Group grief

We have attended two group meetings facilitated by counselor for parents who have recently lost their children. I know that I have written here before about how torn I always was on how closely to read other children's stories or how close I wanted to be to other parents through forums and such. I was very skeptical about how much I might get out of these group sessions versus how painful they might be.

After two meetings, I'm pleasantly surprised that I get something out of them. I don't hold hope that they will help in any great way to heal this wound or to hasten through the worst of the grieving process. I certainly wouldn't say it was a fun way to spend 1.5 hours. I have, so far, gotten something positive out of just talking to people with this awful shared experience. I have spoken and chatted with friends about what my days are like and the challenges I face to make it through them. When I have, I have received love. I have received sympathy. My friends have given me what they can and should as friends. But they haven't nodded their head in understanding. They haven't been able to say, "I feel or do the same thing". It is an odd thing. Intellectually I know I'm not the only one feeling this way or struggling in that way. Intellectually I don't think that I need confirmation of that. But when I sit with these other grieving parents and see their heads nod when I talk about struggling through a workday, or I can relate to the things they say, then something clicks. I can't say that thing that clicks is something that feels good, but there is an odd sort of comfort that it provides.


More everyday things that hurt

I do the bulk of our laundry. I let it pile up throughout the week and typically just do mass laundry on Sunday afternoon. Over the weeks since Nathan died the number of items of his (clothes that had gotten stuck under a bed or pile of junk, or sheets/towels/etc) had dwindled. I think that yesterday was the first laundry day that I didn't process a single item that I identified with Nathan.

All the time

Julia is in Kindergarten now. One of the consequences of this is that she has graduated from the nursery at church to attending "big church" with me. We have now done big church together two or three times and she does great. The hour is a long time to sit quietly but she enjoys parts of it. I can tell her feelings are mixed on it.

As we were driving to church yesterday she talked about how she liked going to big church with me, but that some things were more fun in the nursery. I explained that I understood that but told her how much I enjoyed having her with me. I explained how it was a time with her that I really cherished. And I explained to her how I had loved spending that time with Nathan and that during church I felt sad and missed him a lot and how having her there helped me feel better.
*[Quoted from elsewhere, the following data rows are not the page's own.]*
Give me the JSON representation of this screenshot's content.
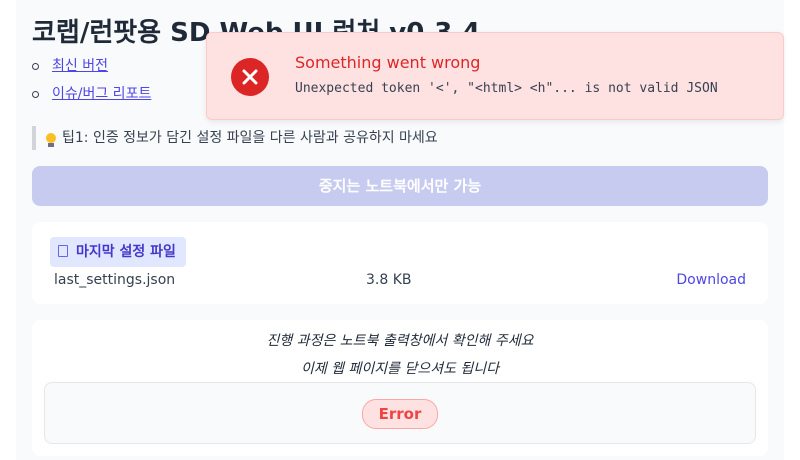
{
  "header": {
    "title": "코랩/런팟용 SD Web UI 런처 v0.3.4"
  },
  "links": [
    {
      "label": "최신 버전"
    },
    {
      "label": "이슈/버그 리포트"
    }
  ],
  "tip": {
    "text": "팁1: 인증 정보가 담긴 설정 파일을 다른 사람과 공유하지 마세요",
    "icon": "lightbulb-icon"
  },
  "stop_button": {
    "label": "중지는 노트북에서만 가능"
  },
  "file_card": {
    "label": "마지막 설정 파일",
    "icon": "document-icon",
    "file": {
      "name": "last_settings.json",
      "size": "3.8 KB",
      "action": "Download"
    }
  },
  "progress": {
    "message1": "진행 과정은 노트북 출력창에서 확인해 주세요",
    "message2": "이제 웹 페이지를 닫으셔도 됩니다",
    "status": "Error"
  },
  "toast": {
    "title": "Something went wrong",
    "message": "Unexpected token '<', \"<html> <h\"... is not valid JSON",
    "icon": "error-icon"
  },
  "colors": {
    "accent": "#4f46e5",
    "error": "#dc2626",
    "error_bg": "#fee2e2",
    "disabled_button": "#c7cbf0"
  }
}
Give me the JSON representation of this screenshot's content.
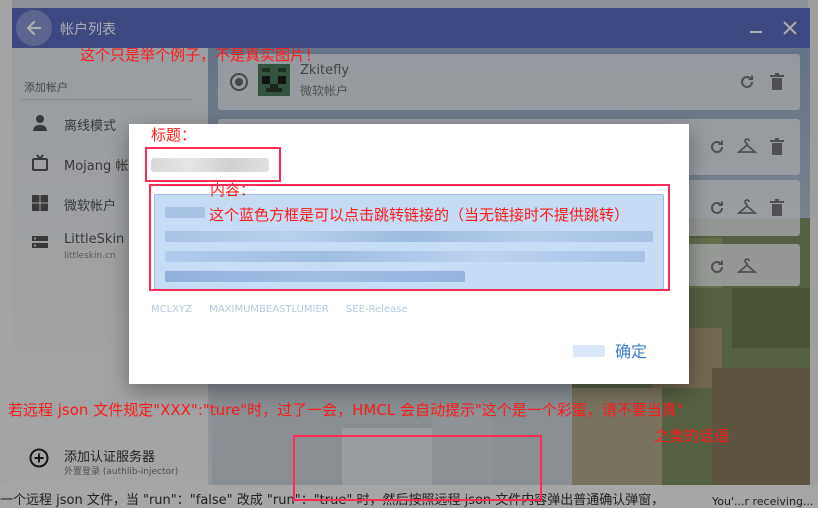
{
  "window": {
    "title": "帐户列表",
    "colors": {
      "titlebar": "#5c6bc0",
      "accent": "#3f7ec9",
      "annotation": "#ff1a1a"
    }
  },
  "sidebar": {
    "heading": "添加帐户",
    "items": [
      {
        "label": "离线模式",
        "icon": "person-icon"
      },
      {
        "label": "Mojang 帐户",
        "icon": "mojang-icon"
      },
      {
        "label": "微软帐户",
        "icon": "microsoft-icon"
      },
      {
        "label": "LittleSkin",
        "sub": "littleskin.cn",
        "icon": "server-icon"
      }
    ],
    "add_server": {
      "label": "添加认证服务器",
      "sub": "外置登录 (authlib-injector)",
      "icon": "plus-circle-icon"
    }
  },
  "accounts": [
    {
      "name": "Zkitefly",
      "type": "微软帐户"
    }
  ],
  "dialog": {
    "title_label": "标题：",
    "content_label": "内容：",
    "content_note": "这个蓝色方框是可以点击跳转链接的（当无链接时不提供跳转）",
    "link_labels": [
      "MCLXYZ",
      "MAXIMUMBEASTLUMIER",
      "SEE-Release"
    ],
    "ok_label": "确定"
  },
  "annotations": {
    "top": "这个只是举个例子，不是真实图片！",
    "bottom_line1": "若远程 json 文件规定\"XXX\":\"ture\"时，过了一会，HMCL 会自动提示\"这个是一个彩蛋，请不要当真\"",
    "bottom_line2": "之类的话语"
  },
  "background": {
    "bottom_text": "一个远程 json 文件，当 \"run\"：\"false\" 改成 \"run\"：\"true\" 时，然后按照远程 json 文件内容弹出普通确认弹窗，",
    "bottom_right_text": "You'...r receiving..."
  }
}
She said, "I miss Nathan a lot all of the time". It wasn't the voice of a little girl trying to one-up me by saying she missed him "all of the time" when I was talking about missing him during a specific event. Julia is coping right now by avoidance. It isn't that she won't talk about Nathan with us. She frequently will make comments to me about him, but she won't talk about it long. For the most part she is outwardly doing well when she is busy with school, church, swimming lessons, her new dance lessons, and etc. Her sweet little voice and the message it carried underneath as she said, "I miss Nathan a lot all of the time" really hit me. It is impossible to explain really, but I feel Nathan's loss every minute of every day. It doesn't really matter what I'm doing. It doesn't really matter if I'm avoiding it or actively wrestling with it. It is just always there. I could be projecting my grieving onto Julia, but I don't think so. I think she was expressing this type of constant ache as best she could.

I'm sure it reads like I read too deeply into one simple sentence from a five year old, but I don't think so. You parents out there know that you can tell from tone and delivery when your kid is trying to just outdo you rather than making a simple sincere statement.